"The ADHS survey found radiation levels at background levels, which is the amount always present in the environment and below levels of concern for public health and safety. Uranium naturally occurs in the rocks of Grand Canyon National Park. The museum collection facility is open, and employee work routines have continued as normal."
There is or was, therefore, we reckon, no super-scary risk to visitors and employees, unless someone chomped on the ore, or huffed on its radon gas, or spent hours standing next to it with the lid off, or got its dust on their hands and then ate a sandwich.
Then again, it's obvious this stuff shouldn't be left sitting there for that long anyway, to avoid the ingestion of dust, and a build up of radon gas and other decay daughters of uranium: it is ultimately a toxic and hazardous material. And it shouldn't have taken a whistleblower to reveal this cock-up to the public.
ADHS said "it is finalizing the report of the survey at the museum collection facility, and will share additional information when it is available."
"ADHS takes public health and employee safety concerns seriously and will continue to work with the National Park Service and the Occupational Safety and Health Administration to ensure there is no risk to the public or employees," the representative concluded.
We also asked officials working on behalf of the National Park for more details.

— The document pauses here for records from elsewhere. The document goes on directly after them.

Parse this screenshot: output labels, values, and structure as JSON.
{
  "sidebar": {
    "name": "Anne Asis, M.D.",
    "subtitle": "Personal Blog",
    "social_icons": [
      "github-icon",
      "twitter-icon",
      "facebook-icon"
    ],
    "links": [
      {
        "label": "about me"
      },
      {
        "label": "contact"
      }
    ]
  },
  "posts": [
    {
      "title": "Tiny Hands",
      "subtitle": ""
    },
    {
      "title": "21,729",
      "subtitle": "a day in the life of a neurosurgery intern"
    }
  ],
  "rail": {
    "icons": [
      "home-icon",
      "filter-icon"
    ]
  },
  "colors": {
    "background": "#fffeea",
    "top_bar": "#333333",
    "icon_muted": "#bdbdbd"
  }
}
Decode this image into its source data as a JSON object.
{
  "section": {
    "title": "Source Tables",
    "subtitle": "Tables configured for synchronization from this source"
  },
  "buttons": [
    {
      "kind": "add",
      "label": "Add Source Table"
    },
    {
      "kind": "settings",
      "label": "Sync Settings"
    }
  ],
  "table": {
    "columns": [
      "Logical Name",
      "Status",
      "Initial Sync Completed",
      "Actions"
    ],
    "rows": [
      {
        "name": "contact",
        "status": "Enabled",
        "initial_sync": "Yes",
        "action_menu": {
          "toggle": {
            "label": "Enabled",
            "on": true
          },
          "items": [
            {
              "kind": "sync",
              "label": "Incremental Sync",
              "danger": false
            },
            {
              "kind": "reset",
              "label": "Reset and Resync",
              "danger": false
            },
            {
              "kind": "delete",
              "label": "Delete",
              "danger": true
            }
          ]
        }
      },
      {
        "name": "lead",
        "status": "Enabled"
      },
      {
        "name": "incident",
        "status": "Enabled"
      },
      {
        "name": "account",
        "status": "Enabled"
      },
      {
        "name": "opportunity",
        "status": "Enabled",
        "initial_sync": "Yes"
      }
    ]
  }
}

Emily Davis, a Grand Canyon Public Affairs Specialist, declined to comment. ®